The first-year evaluation of the All Progressives Congress (APC)-led Federal Government, in general and President Muhamadu Buhari, has been quite entertaining. Nigerians are very patronising of their leaders, very resilient and incurably optimistic in the face of daunting challenges. They are the type of people that a visionary leader will move mountains with.
The APC gave us hope for radical change, from the old order to the new order, while campaigning for the 2015 general elections and cannot now benchmark the activities of the government it is leading to those of previous governments. In fact, it was presented as a welfarist party which had the executive capacity and everything else it takes to hit the ground running to deliver us from the yoke of the Peoples’ Democratic Party(PDP) and make life more abundant, in no time. Now, one can only say that “by the time an old woman trips twice, all the contents of her basket will be common knowledge.” The Federal Government which has tripped many times over promises made by its political party to voters, must be mindful of the adage. The need is very urgent to foster the rule of law and sense of justice and belonging among all sections of the country at this time.

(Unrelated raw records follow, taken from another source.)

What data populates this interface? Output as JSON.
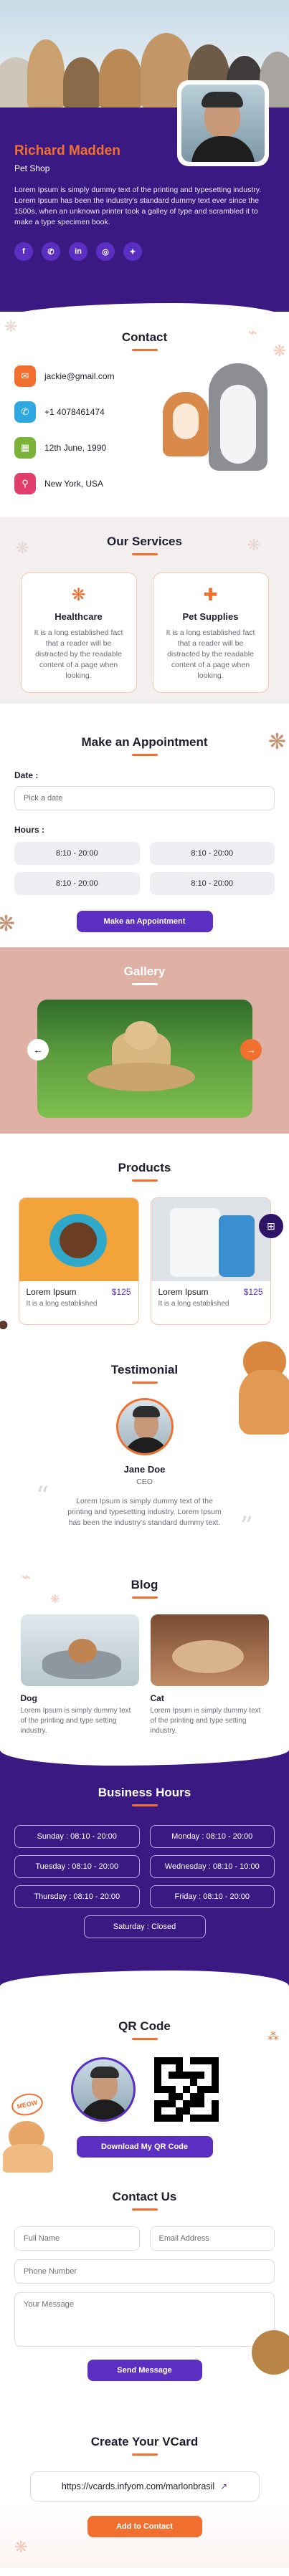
{
  "profile": {
    "name": "Richard Madden",
    "role": "Pet Shop",
    "description": "Lorem Ipsum is simply dummy text of the printing and typesetting industry. Lorem Ipsum has been the industry's standard dummy text ever since the 1500s, when an unknown printer took a galley of type and scrambled it to make a type specimen book.",
    "socials": [
      {
        "icon": "facebook-icon",
        "glyph": "f"
      },
      {
        "icon": "whatsapp-icon",
        "glyph": "✆"
      },
      {
        "icon": "linkedin-icon",
        "glyph": "in"
      },
      {
        "icon": "instagram-icon",
        "glyph": "◎"
      },
      {
        "icon": "twitter-icon",
        "glyph": "✦"
      }
    ]
  },
  "contact": {
    "title": "Contact",
    "items": [
      {
        "icon": "email-icon",
        "glyph": "✉",
        "color": "#f2702f",
        "text": "jackie@gmail.com"
      },
      {
        "icon": "phone-icon",
        "glyph": "✆",
        "color": "#2fa8e0",
        "text": "+1 4078461474"
      },
      {
        "icon": "calendar-icon",
        "glyph": "▦",
        "color": "#7bb33a",
        "text": "12th June, 1990"
      },
      {
        "icon": "location-icon",
        "glyph": "⚲",
        "color": "#e03e6b",
        "text": "New York, USA"
      }
    ]
  },
  "services": {
    "title": "Our Services",
    "cards": [
      {
        "icon": "paw-icon",
        "glyph": "❋",
        "title": "Healthcare",
        "desc": "It is a long established fact that a reader will be distracted by the readable content of a page when looking."
      },
      {
        "icon": "bone-icon",
        "glyph": "✚",
        "title": "Pet Supplies",
        "desc": "It is a long established fact that a reader will be distracted by the readable content of a page when looking."
      }
    ]
  },
  "appointment": {
    "title": "Make an Appointment",
    "date_label": "Date :",
    "date_placeholder": "Pick a date",
    "hours_label": "Hours :",
    "slots": [
      "8:10 - 20:00",
      "8:10 - 20:00",
      "8:10 - 20:00",
      "8:10 - 20:00"
    ],
    "button": "Make an Appointment"
  },
  "gallery": {
    "title": "Gallery",
    "prev": "←",
    "next": "→"
  },
  "products": {
    "title": "Products",
    "items": [
      {
        "name": "Lorem Ipsum",
        "price": "$125",
        "desc": "It is a long established"
      },
      {
        "name": "Lorem Ipsum",
        "price": "$125",
        "desc": "It is a long established"
      }
    ]
  },
  "testimonial": {
    "title": "Testimonial",
    "name": "Jane Doe",
    "role": "CEO",
    "text": "Lorem Ipsum is simply dummy text of the printing and typesetting industry. Lorem Ipsum has been the industry's standard dummy text."
  },
  "blog": {
    "title": "Blog",
    "posts": [
      {
        "title": "Dog",
        "desc": "Lorem Ipsum is simply dummy text of the printing and type setting industry."
      },
      {
        "title": "Cat",
        "desc": "Lorem Ipsum is simply dummy text of the printing and type setting industry."
      }
    ]
  },
  "business_hours": {
    "title": "Business Hours",
    "days": [
      "Sunday : 08:10 - 20:00",
      "Monday : 08:10 - 20:00",
      "Tuesday : 08:10 - 20:00",
      "Wednesday : 08:10 - 10:00",
      "Thursday : 08:10 - 20:00",
      "Friday : 08:10 - 20:00"
    ],
    "saturday": "Saturday : Closed"
  },
  "qr": {
    "title": "QR Code",
    "button": "Download My QR Code",
    "sticker": "MEOW"
  },
  "contact_form": {
    "title": "Contact Us",
    "full_name": "Full Name",
    "email": "Email Address",
    "phone": "Phone Number",
    "message": "Your Message",
    "button": "Send Message"
  },
  "vcard": {
    "title": "Create Your VCard",
    "url": "https://vcards.infyom.com/marlonbrasil",
    "button": "Add to Contact"
  },
  "colors": {
    "primary": "#5b2fc1",
    "accent": "#f2702f",
    "dark_purple": "#3a1a82",
    "gallery_bg": "#dfb1a4"
  }
}
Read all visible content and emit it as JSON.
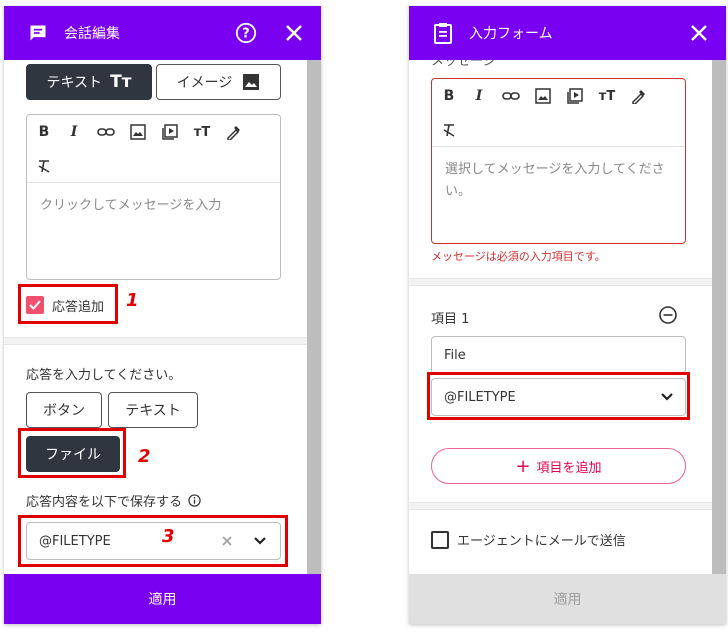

Like the blind who describes the elephant from the part he is touching, the APC-led Federal Government which met a vandalised treasury seems to have summed everything as financial corruption whereas it is obviously more that. Its refrain of oil price decline cum fiscal rascality of the previous government has become repugnant. Executive capacity and largeness of heart are as critical as funds in our situation.
There was Nigeria before the exploration of oil and it was people-centered, economically prosperous and culturally accountable, based on a structure and a mindset. How do we regain that template? That is the big question and the big picture. APC is not the first party to take office in times of economic crisis (a golden opportunity to make the difference) and was supposed to have done the home work and counted the cost before making those alluring promises. Or, was it a case of fraudulent misrepresentation?
For the avoidance of doubt, the battle against financial corruption is essential and all who are found guilty must be punished. However, it must be understood that financial corruption is only a segment of corruption in totality and only a sub-set of the big picture and all that it will take to turn Nigeria around. Corruption is behavioural and can manifest as various forms of fraud, partiality, perversion, avarice or graft, and so on, all of which share similar genes and consequences and are mutually regenerating. Curbing one strain without curbing the others which can regenerate it can only be as good as hacking the branch instead of uprooting the evil tree. You will have a situation where graft or financial corruption declines temporarily while other strains that will regenerate it are at large.
For example, there is a lot of partiality in appointment to public offices. The wanton killing of peaceful demonstrators by agents of the Federal Government while armed herdsmen serially murder scores of citizens and ransack communities and farmlands are left to roam shows a level selective justice. Nigerians are now asking to be re-assured that the law is no respecter of person or religion and that there is no hidden agenda. To some people, there is the foreboding of an era of subjugation or iron grip which must be dispelled.
What about restructuring the federation to restore the economic activism that once existed among the federating units which is the surest step to diversification? Nigeria is currently federal only in form but unitary in substance. And it is largely this unitarism that has rendered the entire system indolent and predatory. What about prohibiting public funds for election? What about stringent preventive measures against profligate, do-or-die electioneering and licentious remuneration of political office holders underlying fiscal rascality and other forms of corruption? What about new practice directives on the current system of ‘after-the-fact’ prosecution of offenders which is laborious and full of leakage?
By job description (job content), job specification (preparation required to do the job) and output, should the compensation of a Nigerian senator be more than that of a medical doctor in the public service, for example? In the United States, where the gross domestic product of a city can be many times that of Nigeria as a whole, those two are comparable. The executive arm of government is equally implicated in this irrational compensation system: Our leaders are living in a world of their own, insensitive to the penury of the people. You can then figure the inability of states to meet the salaries of public servants and other recurrent obligations (not to talk of capital projects) beyond the decline in oil revenues.
Corruption cannot be curbed without the objective reward system and economic activism that generate competition, diversification, productivity, opportunity and universal access. And it is only a subset of the big picture. Those other anomalies that constitute the evil tree along with corruption must be uprooted before there can be a new lease of life. The aim should be to turn Nigeria around, not just to punish corruption. A version of the prolific old-time War Against Indiscipline (WAI) together with re-orientation campaigns in the mass media, schools, mosques and other public places is also called for.
So far, it has been a stumbling start. There is still a long way to go. But, with God, all things are possible.